EXERCISE GOAL:
Look below and pull out each line with the word "JSON".

Top of WORKING DATA

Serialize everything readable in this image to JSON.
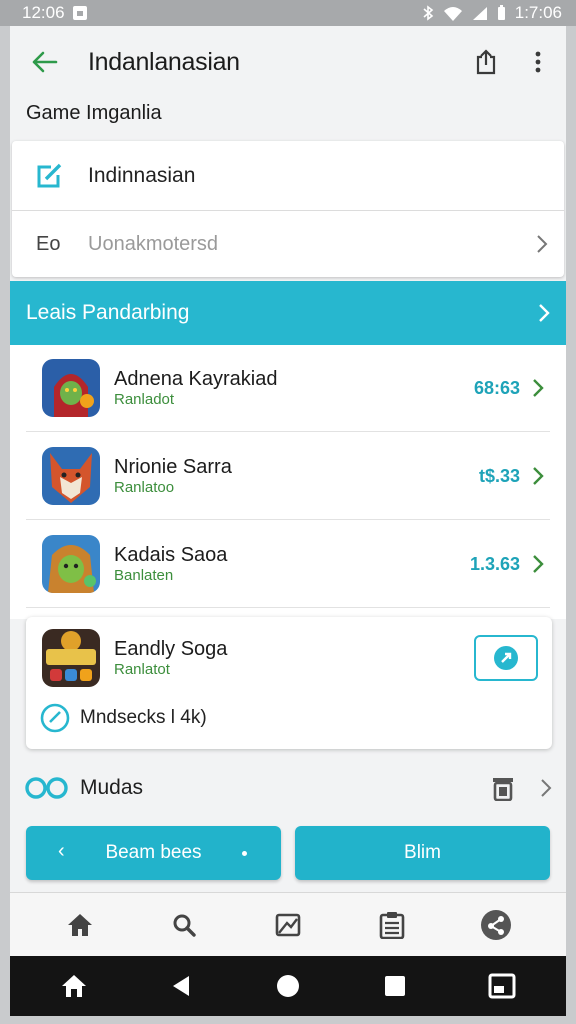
{
  "status_bar": {
    "time_left": "12:06",
    "time_right": "1:7:06"
  },
  "header": {
    "title": "Indanlanasian",
    "icons": [
      "arrow-left-icon",
      "share-icon",
      "more-vert-icon"
    ]
  },
  "subtitle": "Game Imganlia",
  "profile": {
    "label": "Indinnasian",
    "icon": "edit-icon"
  },
  "prefix_row": {
    "prefix": "Eo",
    "value": "Uonakmotersd"
  },
  "banner": {
    "label": "Leais Pandarbing"
  },
  "games": [
    {
      "name": "Adnena Kayrakiad",
      "status": "Ranladot",
      "price": "68:63"
    },
    {
      "name": "Nrionie Sarra",
      "status": "Ranlatoo",
      "price": "t$.33"
    },
    {
      "name": "Kadais Saoa",
      "status": "Banlaten",
      "price": "1.3.63"
    }
  ],
  "featured": {
    "name": "Eandly Soga",
    "status": "Ranlatot",
    "sub_label": "Mndsecks l 4k)"
  },
  "mods": {
    "label": "Mudas"
  },
  "buttons": {
    "left_label": "Beam bees",
    "right_label": "Blim"
  },
  "bottom_nav": [
    "home-icon",
    "search-icon",
    "image-icon",
    "clipboard-icon",
    "share-network-icon"
  ],
  "colors": {
    "accent": "#27b7cf",
    "status_green": "#3c8e3c",
    "back_arrow": "#2e9a4a",
    "price": "#1ea3b8"
  }
}
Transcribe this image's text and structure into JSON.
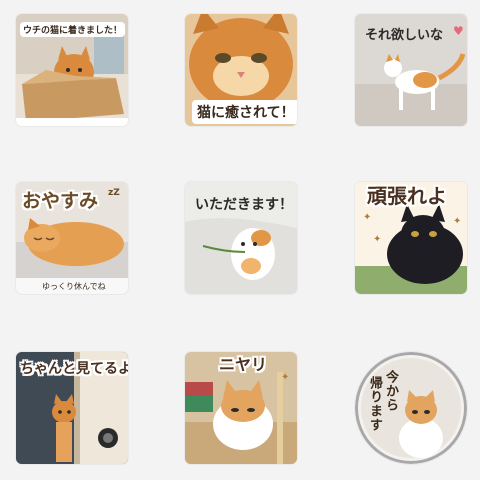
{
  "stickers": [
    {
      "id": "box-cat",
      "caption": "ウチの猫に着きました！"
    },
    {
      "id": "healed-cat",
      "caption": "猫に癒されて！"
    },
    {
      "id": "want-cat",
      "caption": "それ欲しいな",
      "accent": "♥"
    },
    {
      "id": "sleep-cat",
      "caption": "おやすみ",
      "caption_suffix": "zZ",
      "sub_caption": "ゆっくり休んでね"
    },
    {
      "id": "itadakimasu-cat",
      "caption": "いただきます！"
    },
    {
      "id": "ganbare-cat",
      "caption": "頑張れよ"
    },
    {
      "id": "watching-cat",
      "caption": "ちゃんと見てるよ！"
    },
    {
      "id": "smirk-cat",
      "caption": "ニヤリ"
    },
    {
      "id": "going-home-cat",
      "caption_line1": "今から",
      "caption_line2": "帰ります"
    }
  ],
  "colors": {
    "background": "#f3f3f4",
    "orange_cat": "#d98a3d",
    "orange_cat_light": "#f0b46a",
    "black_cat": "#1f1d24",
    "cream": "#fff6e6",
    "caption_text": "#3a2a1c",
    "heart": "#e5697a"
  }
}
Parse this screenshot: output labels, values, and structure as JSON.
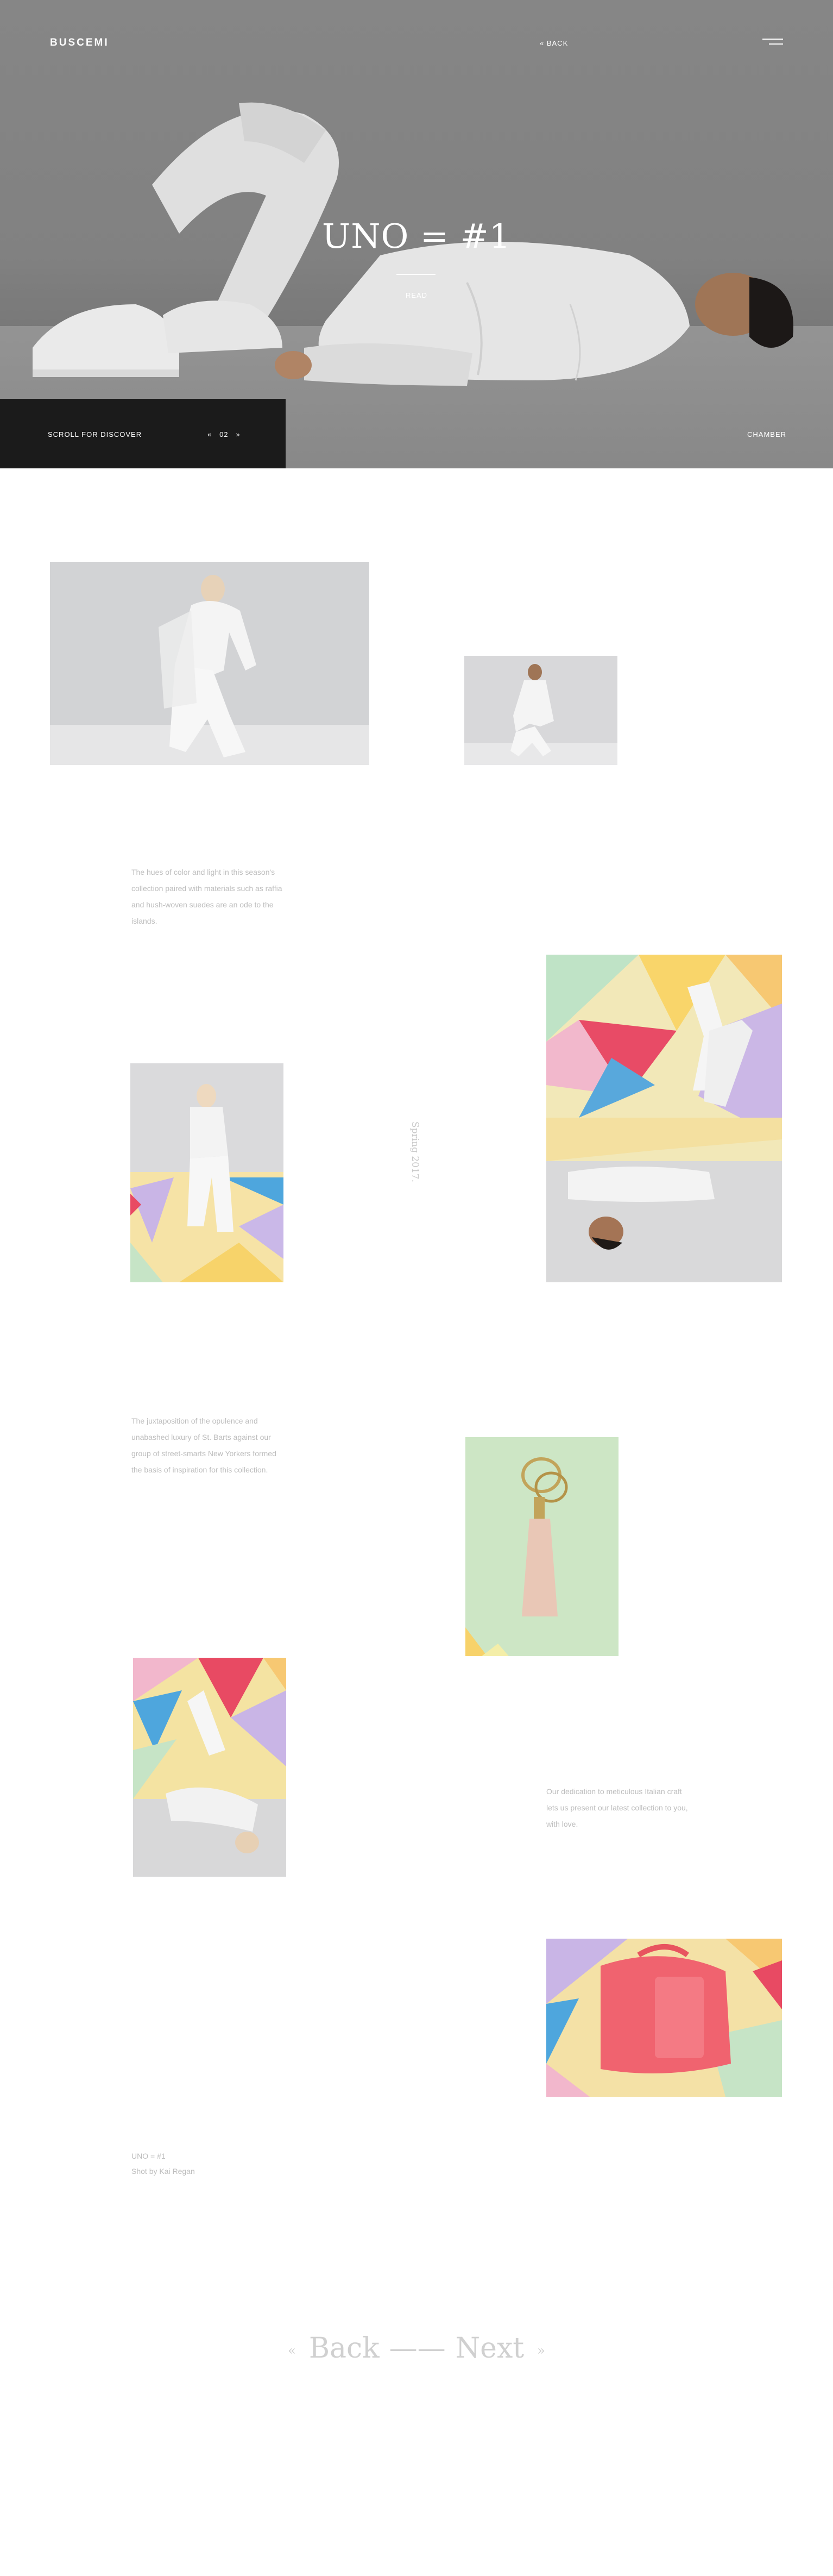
{
  "header": {
    "logo": "BUSCEMI",
    "back_label": "« BACK",
    "menu_icon": "hamburger-menu-icon"
  },
  "hero": {
    "title": "UNO = #1",
    "read_label": "READ",
    "scroll_label": "SCROLL FOR DISCOVER",
    "pager": {
      "prev": "«",
      "current": "02",
      "next": "»"
    },
    "chamber_label": "CHAMBER"
  },
  "gallery": {
    "captions": {
      "one": "The hues of color and light in this season's collection paired with materials such as raffia and hush-woven suedes are an ode to the islands.",
      "two": "The juxtaposition of the opulence and unabashed luxury of St. Barts against our group of street-smarts New Yorkers formed the basis of inspiration for this collection.",
      "three": "Our dedication to meticulous Italian craft lets us present our latest collection to you, with love."
    },
    "season": "Spring 2017.",
    "credit": {
      "line1": "UNO = #1",
      "line2": "Shot by Kai Regan"
    }
  },
  "footer_nav": {
    "prev_arrow": "«",
    "back_label": "Back",
    "separator": "——",
    "next_label": "Next",
    "next_arrow": "»"
  },
  "colors": {
    "accent_dark": "#1b1b1b",
    "muted_text": "#bdbdbd",
    "nav_text": "#d0d0d0"
  }
}
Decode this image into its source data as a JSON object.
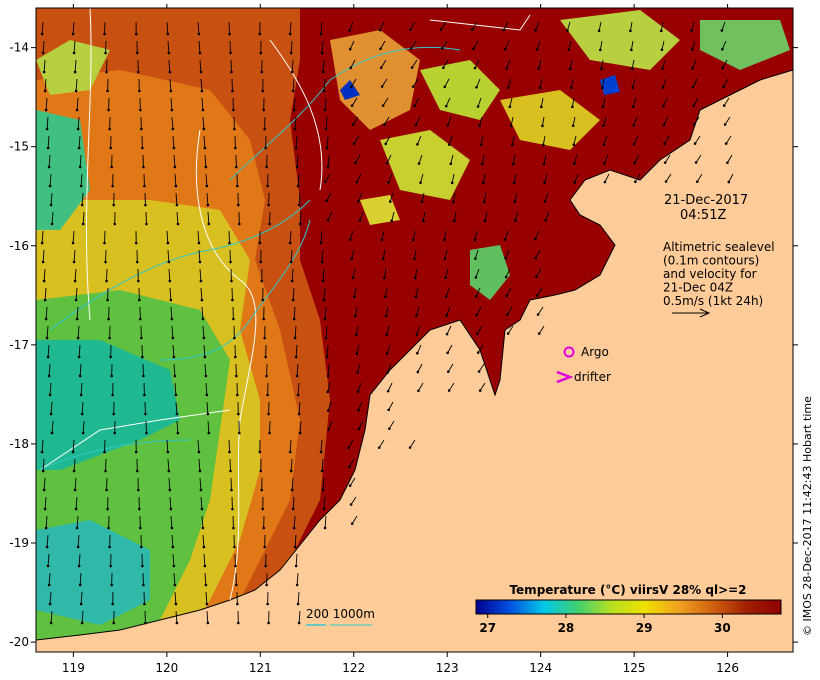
{
  "map": {
    "lon_range": [
      118.6,
      126.7
    ],
    "lat_range": [
      -20.1,
      -13.6
    ],
    "lon_ticks": [
      119,
      120,
      121,
      122,
      123,
      124,
      125,
      126
    ],
    "lat_ticks": [
      -14,
      -15,
      -16,
      -17,
      -18,
      -19,
      -20
    ]
  },
  "annotations": {
    "date": "21-Dec-2017",
    "time": "04:51Z",
    "legend_lines": [
      "Altimetric sealevel",
      "(0.1m contours)",
      "and velocity for",
      "21-Dec 04Z",
      "0.5m/s (1kt 24h)"
    ],
    "argo_label": "Argo",
    "drifter_label": "drifter",
    "depth_label": "200  1000m"
  },
  "colorbar": {
    "title": "Temperature (°C) viirsV 28% ql>=2",
    "ticks": [
      "27",
      "28",
      "29",
      "30"
    ],
    "stops": [
      "#000090",
      "#0050e0",
      "#00c8e8",
      "#40d070",
      "#b8e020",
      "#f0e000",
      "#f0a020",
      "#d06010",
      "#a02000",
      "#900000"
    ]
  },
  "copyright": "© IMOS 28-Dec-2017 11:42:43 Hobart time",
  "colors": {
    "land": "#ffcc99",
    "hot": "#980000",
    "contour": "#ffffff",
    "isobath": "#30c8c8",
    "argo": "#e000e0"
  }
}
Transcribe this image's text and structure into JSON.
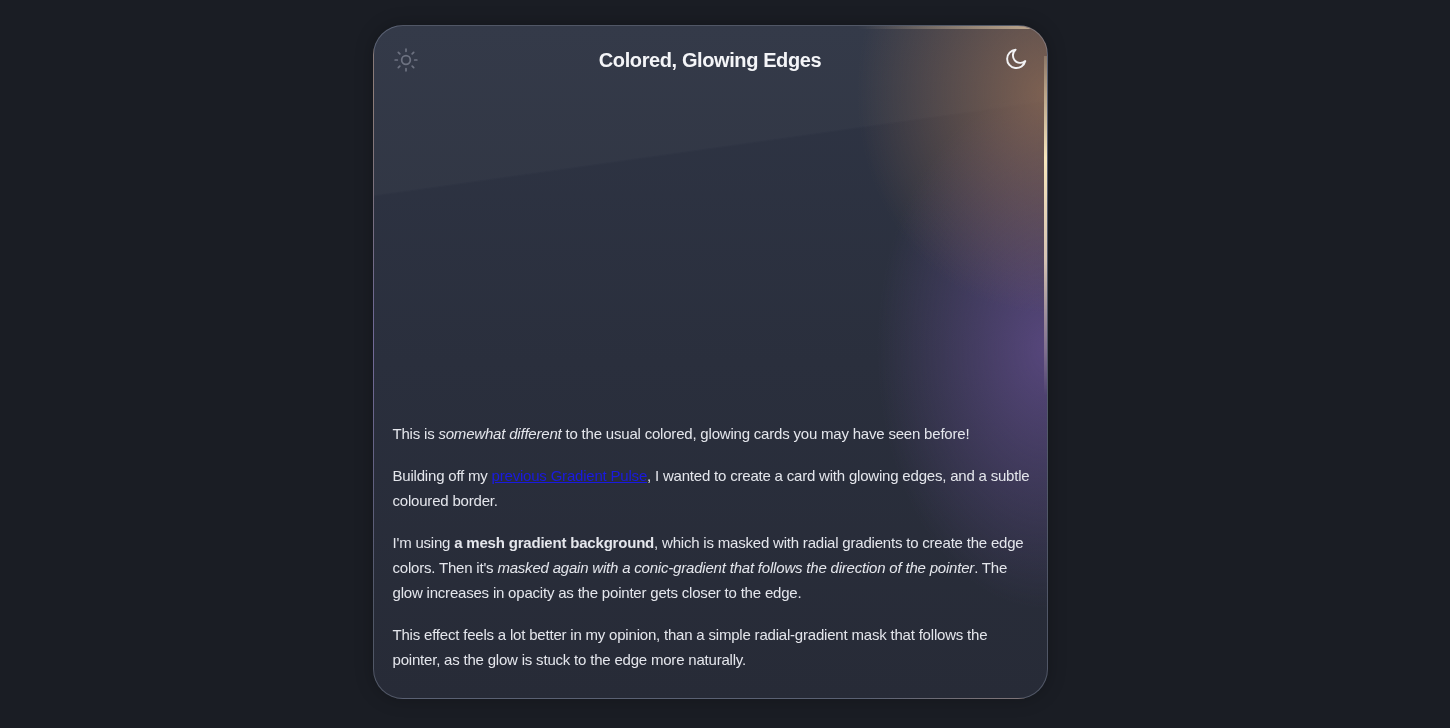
{
  "header": {
    "title": "Colored, Glowing Edges",
    "theme_options": [
      {
        "kind": "light",
        "selected": false
      },
      {
        "kind": "dark",
        "selected": true
      }
    ]
  },
  "paragraphs": [
    [
      {
        "kind": "text",
        "text": "This is *somewhat different* to the usual colored, glowing cards you may have seen before!"
      }
    ],
    [
      {
        "kind": "text",
        "text": "Building off my "
      },
      {
        "kind": "link",
        "text": "previous Gradient Pulse"
      },
      {
        "kind": "text",
        "text": ", I wanted to create a card with glowing edges, and a subtle coloured border."
      }
    ],
    [
      {
        "kind": "text",
        "text": "I'm using **a mesh gradient background**, which is masked with radial gradients to create the edge colors. Then it's *masked again with a conic-gradient that follows the direction of the pointer*. The glow increases in opacity as the pointer gets closer to the edge."
      }
    ],
    [
      {
        "kind": "text",
        "text": "This effect feels a lot better in my opinion, than a simple radial-gradient mask that follows the pointer, as the glow is stuck to the edge more naturally."
      }
    ]
  ]
}
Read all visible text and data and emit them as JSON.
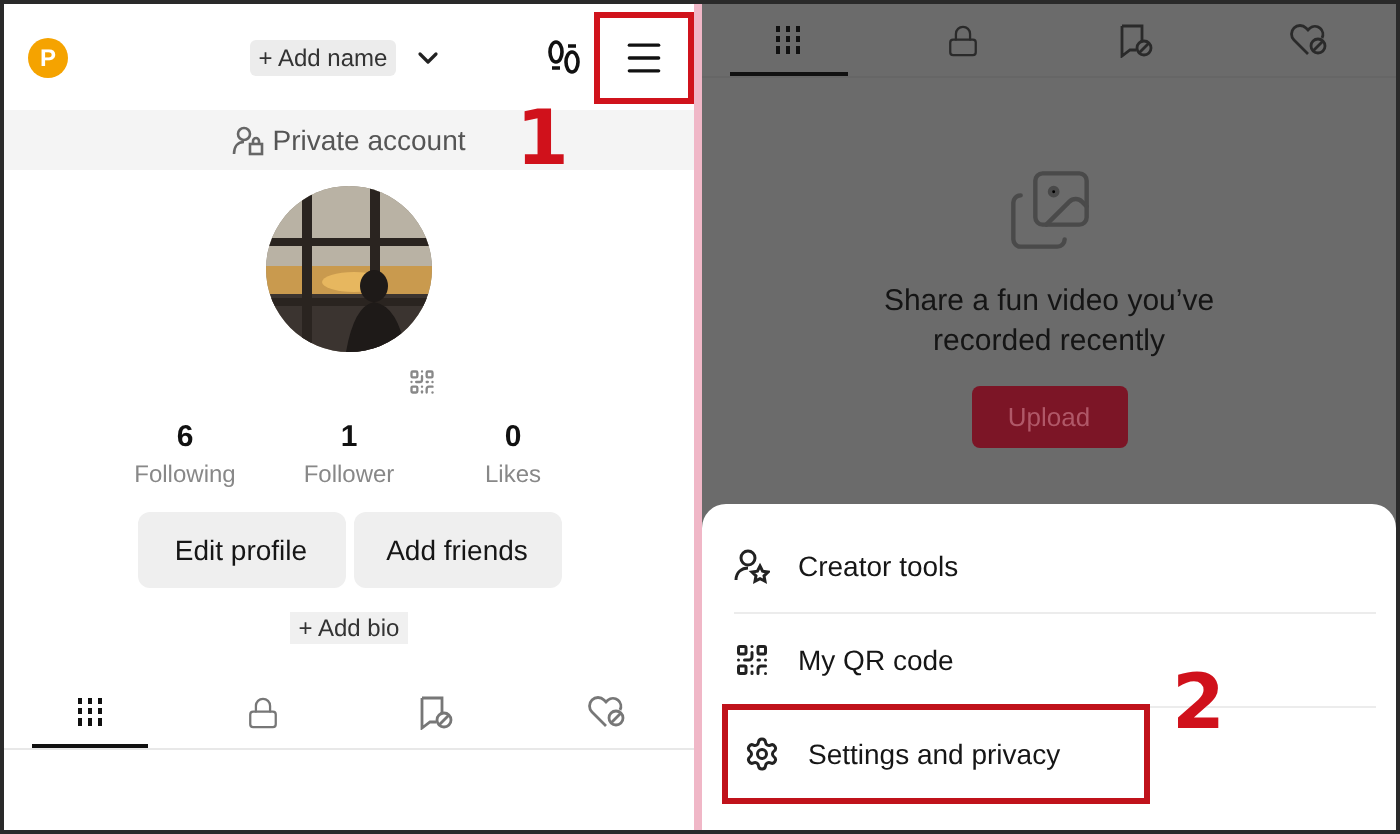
{
  "left_panel": {
    "header": {
      "avatar_letter": "P",
      "add_name": "+ Add name",
      "menu_highlighted": true
    },
    "private_account": "Private account",
    "stats": [
      {
        "value": "6",
        "label": "Following"
      },
      {
        "value": "1",
        "label": "Follower"
      },
      {
        "value": "0",
        "label": "Likes"
      }
    ],
    "buttons": [
      "Edit profile",
      "Add friends"
    ],
    "add_bio": "+ Add bio",
    "tabs": [
      {
        "kind": "grid",
        "selected": true
      },
      {
        "kind": "lock",
        "selected": false
      },
      {
        "kind": "tag",
        "selected": false
      },
      {
        "kind": "heart",
        "selected": false
      }
    ]
  },
  "right_panel": {
    "tabs": [
      {
        "kind": "grid",
        "selected": true
      },
      {
        "kind": "lock",
        "selected": false
      },
      {
        "kind": "tag",
        "selected": false
      },
      {
        "kind": "heart",
        "selected": false
      }
    ],
    "empty_state": {
      "message": "Share a fun video you’ve recorded recently",
      "upload": "Upload"
    },
    "menu": [
      {
        "kind": "creator",
        "label": "Creator tools",
        "highlighted": false
      },
      {
        "kind": "qr",
        "label": "My QR code",
        "highlighted": false
      },
      {
        "kind": "settings",
        "label": "Settings and privacy",
        "highlighted": true
      }
    ]
  },
  "annotations": [
    {
      "label": "1"
    },
    {
      "label": "2"
    }
  ]
}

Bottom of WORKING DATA

PROBLEM SOLUTION:
Serialize everything readable in this image to JSON.
Transcribe this image's text and structure into JSON.
Parse this screenshot: output labels, values, and structure as JSON.
Decode this image into its source data as a JSON object.
Transcribe this image's text and structure into JSON.
Read all visible text and data and emit them as JSON.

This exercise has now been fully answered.